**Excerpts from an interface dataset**

┌──

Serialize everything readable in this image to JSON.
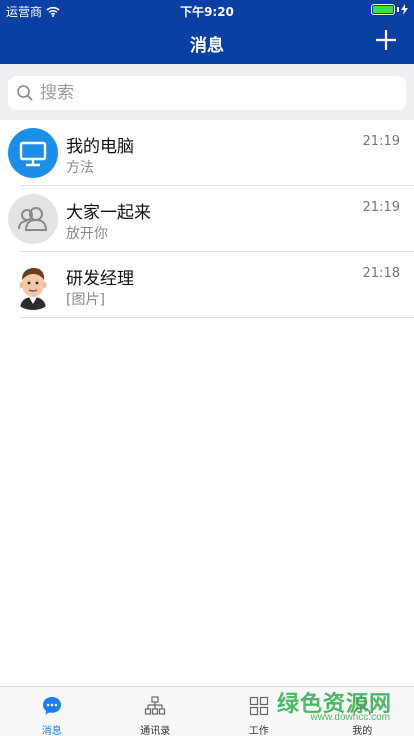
{
  "status_bar": {
    "carrier": "运营商",
    "time": "下午9:20",
    "wifi_icon": "wifi-icon",
    "battery_icon": "battery-icon",
    "battery_level": 1.0
  },
  "nav": {
    "title": "消息",
    "add_icon": "plus-icon"
  },
  "search": {
    "placeholder": "搜索",
    "icon": "search-icon"
  },
  "conversations": [
    {
      "name": "我的电脑",
      "preview": "方法",
      "time": "21:19",
      "avatar": "monitor-icon"
    },
    {
      "name": "大家一起来",
      "preview": "放开你",
      "time": "21:19",
      "avatar": "group-icon"
    },
    {
      "name": "研发经理",
      "preview": "[图片]",
      "time": "21:18",
      "avatar": "person-photo"
    }
  ],
  "tabbar": {
    "tabs": [
      {
        "label": "消息",
        "icon": "chat-icon",
        "active": true
      },
      {
        "label": "通讯录",
        "icon": "org-chart-icon",
        "active": false
      },
      {
        "label": "工作",
        "icon": "grid-icon",
        "active": false
      },
      {
        "label": "我的",
        "icon": "user-icon",
        "active": false
      }
    ]
  },
  "watermark": {
    "text": "绿色资源网",
    "url": "www.downcc.com"
  },
  "colors": {
    "header": "#0a3fa4",
    "accent": "#1a7df0",
    "search_bg": "#eeeff3",
    "watermark": "#2fae4a"
  }
}
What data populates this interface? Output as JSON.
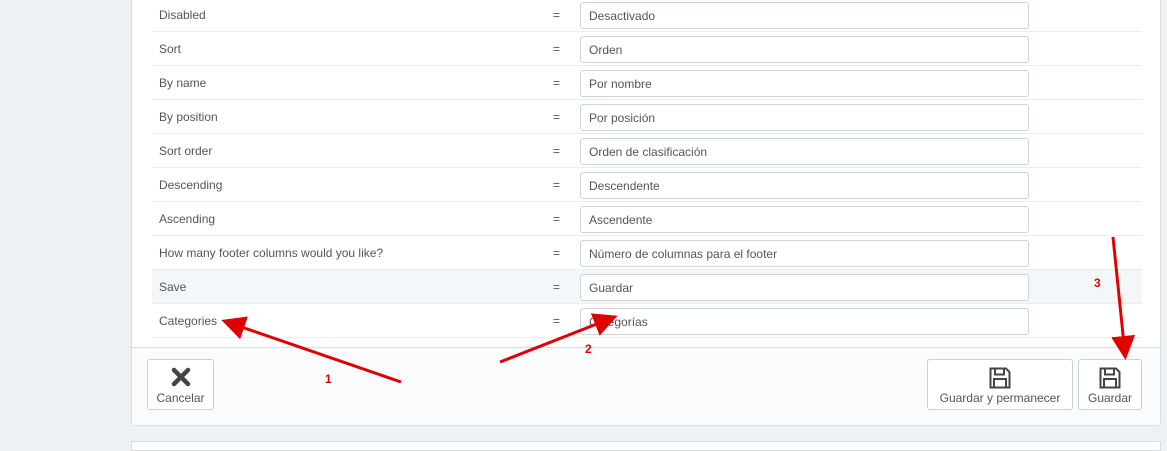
{
  "translations": [
    {
      "source": "Disabled",
      "value": "Desactivado"
    },
    {
      "source": "Sort",
      "value": "Orden"
    },
    {
      "source": "By name",
      "value": "Por nombre"
    },
    {
      "source": "By position",
      "value": "Por posición"
    },
    {
      "source": "Sort order",
      "value": "Orden de clasificación"
    },
    {
      "source": "Descending",
      "value": "Descendente"
    },
    {
      "source": "Ascending",
      "value": "Ascendente"
    },
    {
      "source": "How many footer columns would you like?",
      "value": "Número de columnas para el footer"
    },
    {
      "source": "Save",
      "value": "Guardar"
    },
    {
      "source": "Categories",
      "value": "Categorías"
    }
  ],
  "equals_sign": "=",
  "footer": {
    "cancel_label": "Cancelar",
    "save_stay_label": "Guardar y permanecer",
    "save_label": "Guardar",
    "cancel_icon": "close-icon",
    "save_icon": "floppy-disk-icon"
  },
  "annotations": {
    "arrow_1_label": "1",
    "arrow_2_label": "2",
    "arrow_3_label": "3",
    "color": "#e00000"
  },
  "colors": {
    "page_background": "#eef1f4",
    "panel_background": "#ffffff",
    "highlight_row": "#f4f7fa",
    "input_border": "#c7d6db",
    "text": "#555555"
  }
}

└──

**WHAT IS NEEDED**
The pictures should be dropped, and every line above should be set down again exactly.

**TASK ANSWER**
Serialize everything readable in this image to JSON.
{
  "status_bar": {
    "carrier": "运营商",
    "time": "下午9:20",
    "wifi_icon": "wifi-icon",
    "battery_icon": "battery-icon",
    "battery_level": 1.0
  },
  "nav": {
    "title": "消息",
    "add_icon": "plus-icon"
  },
  "search": {
    "placeholder": "搜索",
    "icon": "search-icon"
  },
  "conversations": [
    {
      "name": "我的电脑",
      "preview": "方法",
      "time": "21:19",
      "avatar": "monitor-icon"
    },
    {
      "name": "大家一起来",
      "preview": "放开你",
      "time": "21:19",
      "avatar": "group-icon"
    },
    {
      "name": "研发经理",
      "preview": "[图片]",
      "time": "21:18",
      "avatar": "person-photo"
    }
  ],
  "tabbar": {
    "tabs": [
      {
        "label": "消息",
        "icon": "chat-icon",
        "active": true
      },
      {
        "label": "通讯录",
        "icon": "org-chart-icon",
        "active": false
      },
      {
        "label": "工作",
        "icon": "grid-icon",
        "active": false
      },
      {
        "label": "我的",
        "icon": "user-icon",
        "active": false
      }
    ]
  },
  "watermark": {
    "text": "绿色资源网",
    "url": "www.downcc.com"
  },
  "colors": {
    "header": "#0a3fa4",
    "accent": "#1a7df0",
    "search_bg": "#eeeff3",
    "watermark": "#2fae4a"
  }
}
What data populates this interface? Output as JSON.
{
  "translations": [
    {
      "source": "Disabled",
      "value": "Desactivado"
    },
    {
      "source": "Sort",
      "value": "Orden"
    },
    {
      "source": "By name",
      "value": "Por nombre"
    },
    {
      "source": "By position",
      "value": "Por posición"
    },
    {
      "source": "Sort order",
      "value": "Orden de clasificación"
    },
    {
      "source": "Descending",
      "value": "Descendente"
    },
    {
      "source": "Ascending",
      "value": "Ascendente"
    },
    {
      "source": "How many footer columns would you like?",
      "value": "Número de columnas para el footer"
    },
    {
      "source": "Save",
      "value": "Guardar"
    },
    {
      "source": "Categories",
      "value": "Categorías"
    }
  ],
  "equals_sign": "=",
  "footer": {
    "cancel_label": "Cancelar",
    "save_stay_label": "Guardar y permanecer",
    "save_label": "Guardar",
    "cancel_icon": "close-icon",
    "save_icon": "floppy-disk-icon"
  },
  "annotations": {
    "arrow_1_label": "1",
    "arrow_2_label": "2",
    "arrow_3_label": "3",
    "color": "#e00000"
  },
  "colors": {
    "page_background": "#eef1f4",
    "panel_background": "#ffffff",
    "highlight_row": "#f4f7fa",
    "input_border": "#c7d6db",
    "text": "#555555"
  }
}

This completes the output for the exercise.